New York Governor Andrew M. Cuomo ordered the state to take emergency action to protect manicurists in New York City on Sunday. A new multi-agency task force will conduct door-to-door audits of nail salons across the city in order to safeguard workers from toxic chemicals and stolen wages exposed by a recent investigation by reporter Sarah Maslin Nir for the New York Times.
“New York State has a long history of confronting wage theft and unfair labor practices head on and today, with the formation of this new Enforcement Task Force, we are aggressively following in that tradition,” Governor Cuomo said in a statement. “We will not stand idly by as workers are deprived of their hard-earned wages and robbed of their most basic rights.”
The salon crackdown comes on the heels of a set of articles written by Nir that called attention to the hazardous working conditions and unfair labor practices workers experience in nail salons throughout New York City in the two-part series, “Unvarnished." The new task force was scrambled in the aftermath of the paper’s investigation and is taking immediate action to protect vulnerable workers, writes Nir:
Under new rules, manicurists must wear gloves to reduce the risks of contracting skin conditions, such as fungal infections and warts, and developing burns from handling chemicals.
The plan currently will also require masks, though occupational health experts say the hospital-style masks that manicurists sometimes wear give only the appearance of safety.

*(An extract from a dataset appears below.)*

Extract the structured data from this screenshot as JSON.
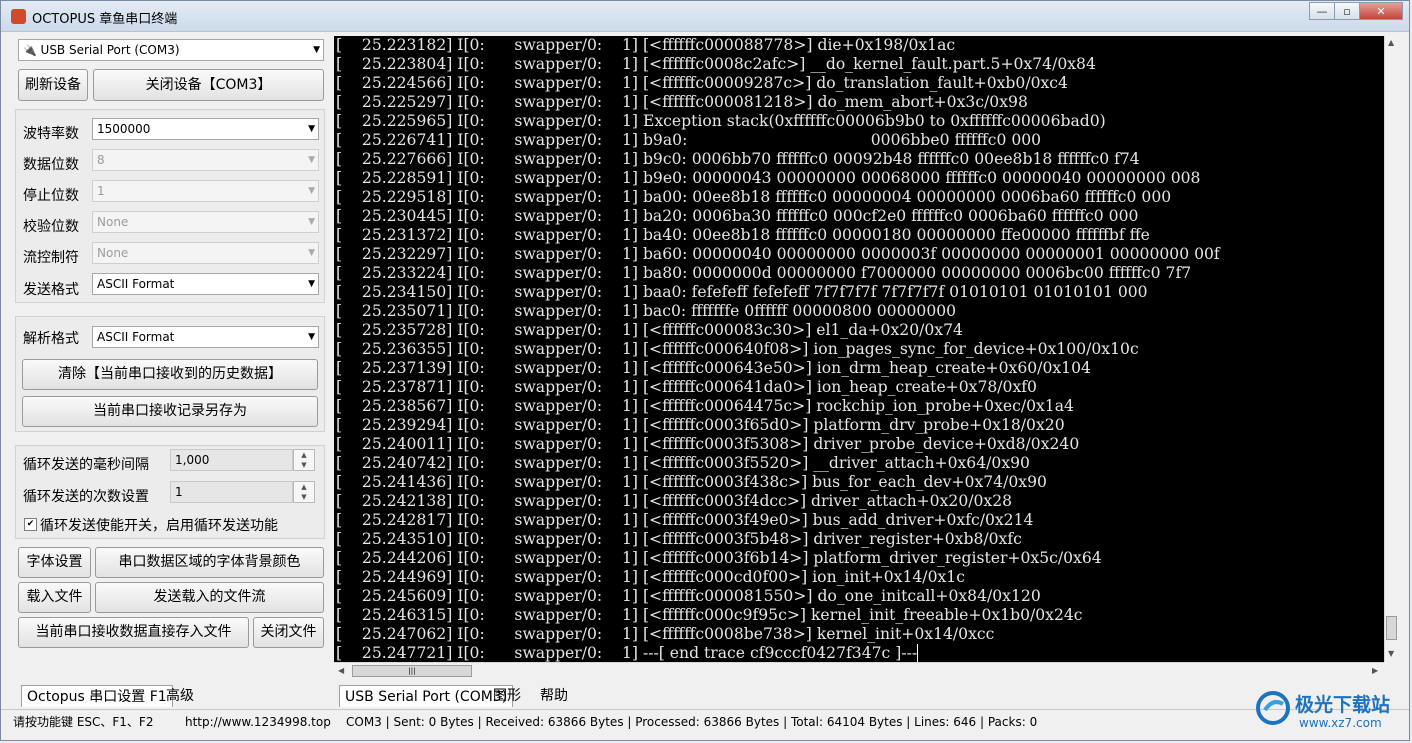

Such masks do almost nothing to prevent exposure to chemicals, such as dibutyl phthalate, toluene and formaldehyde, that are used in nail products and have been linked to leukemia and fetal defects. And salons will be required to be ventilated, to reduce the chemical fumes.
A growing body of research shows that long-term exposure to the chemicals that make nail polish dry quickly and chip less often is linked to serious health problems such as respiratory conditions, cancer and miscarriages. While there have been few studies devoted to how nail salon workers are affected by the chemicals, some health officials are concerned. As one of the agencies in the task force, the State Health Department will conduct a study to determine the safest practices for salon workers. Salons will also be required to publicly display signs in six languages informing their staff of their rights, including that it is illegal to pay a fee for a job or to work without wages. Both are common practices in the nail salon industry, writes Nir.
Many salon workers are undocumented and often don’t speak much English, making them vulnerable to exploitation. As a result, the government agencies in the task force will not ask workers about their immigration status during their investigations, the governor’s office told Nir. Salon owners will be required to be bonded to make sure their workers are paid fully and on time and will lose their license to operate if they do not take immediate action to meet state law. State agencies will also conduct an education campaign in community groups across the city to inform workers of their right to a fair wage regardless of immigration status.
“Staff members from several agencies reacted strongly, and began to call one another upon reading the findings,” writes Nir.
While the emergency measures were pulled together quickly, the governor’s office told Nir this is just the first step and that will continue to work to protect salon workers from dangerous and exploitative working conditions.